If you’re currently in your 40s, the prospect of living a lot longer may not excite you. Not that you’re fond of the alternative; it’s just that for many middle-aged people, it can be a tough time.
My fourth decade was by far my most successful. I made a lot of money, enjoyed recognition and praise for my work, and had a family that I cherished.
There was absolutely nothing wrong, and yet I wasn’t happy. It wasn’t absolute misery, but rather a persistent sense of discontent.
Despite all the things I had to be grateful for, I was dissatisfied, and couldn’t understand why.
The malaise of middle age
As is often the case, what I experienced was not unique to me. About 15 years ago, researchers found an unexpected pattern that has been consistent in countries and cultures around the world: the U-shaped happiness curve.
In the book The Happiness Curve, author Jonathan Rauch details how life satisfaction declines from our early 20s until we hit our 50s. During our 40s, things basically bottom out, even while we’re hitting highs in all the areas we would expect to bring us satisfaction.
If this sounds like you, you’re likely looking for the reason why you’re not happy. I know I did.
But don’t be surprised if, like me, you come up empty-handed. Just like Seinfeld was a show about nothing, your 40s are a period of unhappiness about nothing.
Is this a midlife crisis?
The concept of the midlife crisis was proposed by psychoanalyst Elliott Jaques back in 1965. Psychologists have never validated it, but the idea that midlife represented a “crisis point” caught on in popular culture.
The crisis rarely comes. Instead, you just feel vaguely unhappy.
One thing that adds to the discontent that forty-somethings feel is the idea that there’s nothing but the misery of aging ahead. Ironically, the slump not only ends around age 50, but life satisfaction keeps going up from there.
I mean, it really keeps going. A 2011 study led by the Stanford University psychologist Laura Carstensen concluded: “Contrary to the popular view that youth is the best time in life, the present findings suggest that the peak of emotional life may not occur until well into the seventh decade.”
So the first way to make it through the midlife slump is to simply know that it gets better, and carry on. In other words, don’t pull a Lester Burnham. Quitting your job on a whim or blowing your retirement savings on a muscle car is not a good look.
The tyranny of status and success
Being afflicted by this vague discontent at what may well be the high point of your career so far is more than just ironic. The very achievements and status that we thought would make our lives golden actually contribute to the malaise:
The reason is what researchers call the hedonic treadmill. To motivate us, youthful ambition makes us unrealistically optimistic about how much satisfaction success will bring. Later, when we meet a goal, our desire for status and success moves the goalposts. Despite our objective accomplishments, we are not as satisfied as we expected.

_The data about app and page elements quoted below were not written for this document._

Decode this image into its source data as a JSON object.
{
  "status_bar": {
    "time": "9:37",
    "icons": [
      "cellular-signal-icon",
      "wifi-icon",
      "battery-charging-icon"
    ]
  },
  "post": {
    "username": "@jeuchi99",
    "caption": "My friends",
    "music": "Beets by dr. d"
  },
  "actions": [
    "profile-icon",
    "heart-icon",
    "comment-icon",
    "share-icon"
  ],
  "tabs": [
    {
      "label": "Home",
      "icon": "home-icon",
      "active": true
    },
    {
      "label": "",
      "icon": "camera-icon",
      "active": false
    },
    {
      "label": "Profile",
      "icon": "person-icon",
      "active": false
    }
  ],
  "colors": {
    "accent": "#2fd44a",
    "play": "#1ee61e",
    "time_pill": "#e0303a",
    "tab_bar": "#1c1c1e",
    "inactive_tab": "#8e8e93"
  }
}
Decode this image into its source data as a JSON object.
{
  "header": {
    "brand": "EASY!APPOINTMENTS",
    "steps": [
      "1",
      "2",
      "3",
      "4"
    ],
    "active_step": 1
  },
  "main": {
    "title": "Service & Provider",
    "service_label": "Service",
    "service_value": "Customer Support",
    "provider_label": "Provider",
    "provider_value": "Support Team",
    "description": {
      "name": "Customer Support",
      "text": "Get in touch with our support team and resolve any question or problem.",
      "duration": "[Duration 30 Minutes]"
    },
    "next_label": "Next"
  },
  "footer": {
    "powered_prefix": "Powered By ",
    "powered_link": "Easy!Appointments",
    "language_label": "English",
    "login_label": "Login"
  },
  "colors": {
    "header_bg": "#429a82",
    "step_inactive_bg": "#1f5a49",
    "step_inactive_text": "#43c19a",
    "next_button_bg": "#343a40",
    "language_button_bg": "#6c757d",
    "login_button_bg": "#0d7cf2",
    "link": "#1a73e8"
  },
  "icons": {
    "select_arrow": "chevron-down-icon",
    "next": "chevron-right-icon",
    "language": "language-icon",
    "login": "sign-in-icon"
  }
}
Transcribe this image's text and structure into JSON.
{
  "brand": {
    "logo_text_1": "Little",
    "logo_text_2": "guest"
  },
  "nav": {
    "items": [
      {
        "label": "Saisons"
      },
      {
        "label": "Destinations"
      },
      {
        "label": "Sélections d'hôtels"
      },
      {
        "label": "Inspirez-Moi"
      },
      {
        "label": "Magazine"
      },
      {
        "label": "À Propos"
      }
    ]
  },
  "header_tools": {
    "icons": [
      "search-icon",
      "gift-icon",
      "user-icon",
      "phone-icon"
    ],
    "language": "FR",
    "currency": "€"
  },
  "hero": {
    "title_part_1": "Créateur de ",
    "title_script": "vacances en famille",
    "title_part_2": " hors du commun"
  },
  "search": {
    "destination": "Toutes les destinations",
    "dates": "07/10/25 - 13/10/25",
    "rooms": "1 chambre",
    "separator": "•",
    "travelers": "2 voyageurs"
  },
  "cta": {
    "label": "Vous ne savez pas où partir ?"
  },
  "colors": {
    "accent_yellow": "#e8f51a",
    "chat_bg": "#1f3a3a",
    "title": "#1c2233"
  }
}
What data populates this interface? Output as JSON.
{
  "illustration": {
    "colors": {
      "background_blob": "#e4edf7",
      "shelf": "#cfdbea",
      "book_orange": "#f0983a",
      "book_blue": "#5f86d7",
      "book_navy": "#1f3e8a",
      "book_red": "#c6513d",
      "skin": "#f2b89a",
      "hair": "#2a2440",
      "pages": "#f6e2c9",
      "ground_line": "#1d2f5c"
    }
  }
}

From there, we start to feel guilty. How dare we be unhappy when we have so much to be grateful for? This leads to even more dissatisfaction, and the malaise starts to self-compound.
If this is you, just take a step back and a deep breath. Once you understand that this is a common thing that happens to a lot of people — not just you — it takes the pressure off.
The upside of getting older
So what changes at 50? Well, it’s at this point in our lives that we stop being so concerned with status and external praise, and start doing what we really want, simply for the sake of doing it.
Rather than engaging in rash behavior in your 40s, it’s actually a good time to start thinking about what you really want to do with the rest of your life. Not what anyone else thinks you should do — what you want.
The fact that it took you 45-50 years to get to this point is not a bad thing. You’ve also been getting better the entire time. And now, you’re ready for the next phase:
In the US, studies find that people aged 55-65 are more likely to start companies than those aged 20-34, and that older workers are just as productive as younger ones (and increase the productivity of those they work with). But you would never guess this from the way we think and talk about aging.
Let others think what they want. What matters is that you know this slump is perfectly normal. Like Jules at the end of Pulp Fiction, you’re in a transitional period.
Your job is to simply stay the course for now. Take care of yourself. Get better at getting older.
Consider this as training for the next phase. And that’s when you get to kick ass and also feel great about it.
The Happiness Curve: Why Life Gets Better After 50 (Amazon Associates)